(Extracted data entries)
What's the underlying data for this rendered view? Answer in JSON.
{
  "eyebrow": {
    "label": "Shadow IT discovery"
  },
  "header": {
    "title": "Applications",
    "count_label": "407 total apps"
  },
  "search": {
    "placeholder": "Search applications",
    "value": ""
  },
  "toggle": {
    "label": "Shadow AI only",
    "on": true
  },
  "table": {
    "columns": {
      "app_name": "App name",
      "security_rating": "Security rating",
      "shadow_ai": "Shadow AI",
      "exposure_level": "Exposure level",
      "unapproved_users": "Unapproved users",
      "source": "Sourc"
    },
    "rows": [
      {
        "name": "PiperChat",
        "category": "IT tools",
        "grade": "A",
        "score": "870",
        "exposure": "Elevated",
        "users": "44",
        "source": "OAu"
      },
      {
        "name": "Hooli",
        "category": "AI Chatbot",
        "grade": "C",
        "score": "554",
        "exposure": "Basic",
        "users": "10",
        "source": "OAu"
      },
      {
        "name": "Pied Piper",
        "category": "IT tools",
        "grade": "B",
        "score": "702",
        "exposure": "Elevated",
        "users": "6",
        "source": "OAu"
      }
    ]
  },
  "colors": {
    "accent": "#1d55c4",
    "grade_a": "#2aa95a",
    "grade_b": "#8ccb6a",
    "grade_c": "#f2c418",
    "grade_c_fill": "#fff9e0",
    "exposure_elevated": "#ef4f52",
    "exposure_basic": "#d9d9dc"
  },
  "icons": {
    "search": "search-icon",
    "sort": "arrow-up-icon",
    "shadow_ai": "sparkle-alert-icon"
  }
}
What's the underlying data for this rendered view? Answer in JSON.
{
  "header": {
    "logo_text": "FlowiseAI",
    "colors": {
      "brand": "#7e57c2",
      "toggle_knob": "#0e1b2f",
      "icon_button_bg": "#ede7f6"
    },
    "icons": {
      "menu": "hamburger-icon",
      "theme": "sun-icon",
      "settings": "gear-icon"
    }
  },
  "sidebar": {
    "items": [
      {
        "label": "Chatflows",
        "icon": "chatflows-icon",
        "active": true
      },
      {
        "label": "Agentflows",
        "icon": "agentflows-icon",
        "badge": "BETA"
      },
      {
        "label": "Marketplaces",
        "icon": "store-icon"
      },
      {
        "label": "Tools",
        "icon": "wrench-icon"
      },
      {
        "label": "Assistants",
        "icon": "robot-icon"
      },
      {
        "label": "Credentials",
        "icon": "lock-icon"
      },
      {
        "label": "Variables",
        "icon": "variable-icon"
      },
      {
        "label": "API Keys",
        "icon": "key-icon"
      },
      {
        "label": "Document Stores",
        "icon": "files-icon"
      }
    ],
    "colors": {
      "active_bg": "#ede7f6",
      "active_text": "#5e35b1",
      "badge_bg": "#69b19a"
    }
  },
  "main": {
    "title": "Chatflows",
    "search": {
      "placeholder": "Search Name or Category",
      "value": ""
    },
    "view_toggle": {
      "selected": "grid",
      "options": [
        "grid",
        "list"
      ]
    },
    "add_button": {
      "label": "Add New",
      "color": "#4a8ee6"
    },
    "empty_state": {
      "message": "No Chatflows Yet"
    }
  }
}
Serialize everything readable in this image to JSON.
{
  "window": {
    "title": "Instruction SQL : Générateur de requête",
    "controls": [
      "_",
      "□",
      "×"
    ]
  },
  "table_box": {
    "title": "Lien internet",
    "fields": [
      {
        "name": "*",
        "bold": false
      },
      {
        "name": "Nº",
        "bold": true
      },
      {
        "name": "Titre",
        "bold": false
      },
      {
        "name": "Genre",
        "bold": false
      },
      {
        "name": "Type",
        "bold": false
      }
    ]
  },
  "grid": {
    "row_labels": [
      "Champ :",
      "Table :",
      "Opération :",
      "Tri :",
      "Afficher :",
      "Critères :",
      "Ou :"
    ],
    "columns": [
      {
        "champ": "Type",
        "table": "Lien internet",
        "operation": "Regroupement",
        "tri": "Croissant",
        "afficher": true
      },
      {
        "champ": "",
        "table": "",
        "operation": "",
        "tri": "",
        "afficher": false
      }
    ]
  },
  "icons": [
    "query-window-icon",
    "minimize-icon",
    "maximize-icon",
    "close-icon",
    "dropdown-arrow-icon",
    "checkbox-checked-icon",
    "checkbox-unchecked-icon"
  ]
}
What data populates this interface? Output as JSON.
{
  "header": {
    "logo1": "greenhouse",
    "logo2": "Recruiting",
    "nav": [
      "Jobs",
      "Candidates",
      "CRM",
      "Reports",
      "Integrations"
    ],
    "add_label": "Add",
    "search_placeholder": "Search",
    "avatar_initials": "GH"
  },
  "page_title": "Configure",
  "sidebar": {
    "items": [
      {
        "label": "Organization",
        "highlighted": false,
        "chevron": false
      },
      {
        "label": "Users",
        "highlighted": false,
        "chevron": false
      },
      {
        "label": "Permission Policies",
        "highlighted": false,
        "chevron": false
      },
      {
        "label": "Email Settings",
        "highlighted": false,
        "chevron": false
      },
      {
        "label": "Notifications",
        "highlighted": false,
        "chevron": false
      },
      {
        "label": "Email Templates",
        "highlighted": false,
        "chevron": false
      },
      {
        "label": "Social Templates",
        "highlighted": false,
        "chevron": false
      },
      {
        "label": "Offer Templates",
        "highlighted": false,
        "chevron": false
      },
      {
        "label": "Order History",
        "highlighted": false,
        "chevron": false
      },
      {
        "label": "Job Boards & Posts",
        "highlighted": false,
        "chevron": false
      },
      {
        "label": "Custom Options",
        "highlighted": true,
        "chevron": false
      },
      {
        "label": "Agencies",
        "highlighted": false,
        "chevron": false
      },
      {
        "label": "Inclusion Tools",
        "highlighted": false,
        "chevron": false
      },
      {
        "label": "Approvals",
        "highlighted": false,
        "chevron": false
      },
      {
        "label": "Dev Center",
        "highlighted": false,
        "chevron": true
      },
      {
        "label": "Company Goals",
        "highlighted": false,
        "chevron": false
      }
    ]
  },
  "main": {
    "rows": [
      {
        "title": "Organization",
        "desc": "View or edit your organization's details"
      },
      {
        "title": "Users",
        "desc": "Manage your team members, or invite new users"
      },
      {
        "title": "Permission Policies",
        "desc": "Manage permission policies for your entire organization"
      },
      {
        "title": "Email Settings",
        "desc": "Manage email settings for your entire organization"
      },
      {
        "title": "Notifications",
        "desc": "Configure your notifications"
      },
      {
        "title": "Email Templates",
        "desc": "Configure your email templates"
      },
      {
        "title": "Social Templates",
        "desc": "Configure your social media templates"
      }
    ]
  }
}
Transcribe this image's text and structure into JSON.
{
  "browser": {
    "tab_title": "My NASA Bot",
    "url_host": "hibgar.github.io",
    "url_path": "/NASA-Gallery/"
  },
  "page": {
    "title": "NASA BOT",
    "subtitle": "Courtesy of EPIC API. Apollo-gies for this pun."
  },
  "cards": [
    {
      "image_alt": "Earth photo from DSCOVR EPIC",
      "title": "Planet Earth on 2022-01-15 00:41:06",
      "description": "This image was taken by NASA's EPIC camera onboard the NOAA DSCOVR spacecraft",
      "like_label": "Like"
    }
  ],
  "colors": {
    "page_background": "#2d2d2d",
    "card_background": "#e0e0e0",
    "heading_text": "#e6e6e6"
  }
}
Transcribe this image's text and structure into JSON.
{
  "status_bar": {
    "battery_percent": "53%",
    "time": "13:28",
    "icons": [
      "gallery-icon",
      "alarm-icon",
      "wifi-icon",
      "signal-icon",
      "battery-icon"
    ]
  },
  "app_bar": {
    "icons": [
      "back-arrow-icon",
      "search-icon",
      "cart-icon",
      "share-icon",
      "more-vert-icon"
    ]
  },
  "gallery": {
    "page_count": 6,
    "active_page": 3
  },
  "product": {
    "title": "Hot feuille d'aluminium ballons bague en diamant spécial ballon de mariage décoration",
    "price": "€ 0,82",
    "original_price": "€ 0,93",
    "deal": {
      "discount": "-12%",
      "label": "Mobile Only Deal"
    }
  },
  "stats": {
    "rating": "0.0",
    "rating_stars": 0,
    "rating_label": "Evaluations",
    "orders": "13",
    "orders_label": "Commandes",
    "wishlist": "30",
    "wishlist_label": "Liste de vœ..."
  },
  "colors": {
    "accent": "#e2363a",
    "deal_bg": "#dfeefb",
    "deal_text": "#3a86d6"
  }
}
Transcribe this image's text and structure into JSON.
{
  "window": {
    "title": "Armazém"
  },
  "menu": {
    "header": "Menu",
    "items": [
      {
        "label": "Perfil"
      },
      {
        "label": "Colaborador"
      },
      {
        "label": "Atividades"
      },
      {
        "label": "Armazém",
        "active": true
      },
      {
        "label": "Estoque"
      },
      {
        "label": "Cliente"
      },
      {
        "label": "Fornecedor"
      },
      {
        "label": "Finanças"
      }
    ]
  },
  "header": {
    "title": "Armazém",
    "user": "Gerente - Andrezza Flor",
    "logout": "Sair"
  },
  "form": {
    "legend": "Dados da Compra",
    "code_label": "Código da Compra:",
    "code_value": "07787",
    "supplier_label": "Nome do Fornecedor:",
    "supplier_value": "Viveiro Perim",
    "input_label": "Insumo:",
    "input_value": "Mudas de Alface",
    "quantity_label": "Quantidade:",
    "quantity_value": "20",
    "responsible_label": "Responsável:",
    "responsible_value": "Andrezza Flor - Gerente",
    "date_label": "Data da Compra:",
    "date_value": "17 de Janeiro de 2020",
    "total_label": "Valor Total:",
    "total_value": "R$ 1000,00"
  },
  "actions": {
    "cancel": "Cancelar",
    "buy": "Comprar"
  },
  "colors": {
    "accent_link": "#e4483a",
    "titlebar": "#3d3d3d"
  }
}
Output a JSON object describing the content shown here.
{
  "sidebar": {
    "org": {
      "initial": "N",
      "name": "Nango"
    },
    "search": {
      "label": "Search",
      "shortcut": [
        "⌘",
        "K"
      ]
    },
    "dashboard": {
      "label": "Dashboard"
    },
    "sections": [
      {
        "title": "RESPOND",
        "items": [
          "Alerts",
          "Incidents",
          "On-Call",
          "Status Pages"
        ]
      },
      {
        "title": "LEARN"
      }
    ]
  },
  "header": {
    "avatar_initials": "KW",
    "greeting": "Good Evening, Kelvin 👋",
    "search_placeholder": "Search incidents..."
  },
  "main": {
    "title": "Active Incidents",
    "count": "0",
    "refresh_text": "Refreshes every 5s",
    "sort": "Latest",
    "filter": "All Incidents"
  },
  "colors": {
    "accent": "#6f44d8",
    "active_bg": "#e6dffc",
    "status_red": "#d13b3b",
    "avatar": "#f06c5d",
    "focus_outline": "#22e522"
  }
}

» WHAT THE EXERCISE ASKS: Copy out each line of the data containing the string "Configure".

» TASK OUTPUT:
  "page_title": "Configure",
        "desc": "Configure your notifications"
        "desc": "Configure your email templates"
        "desc": "Configure your social media templates"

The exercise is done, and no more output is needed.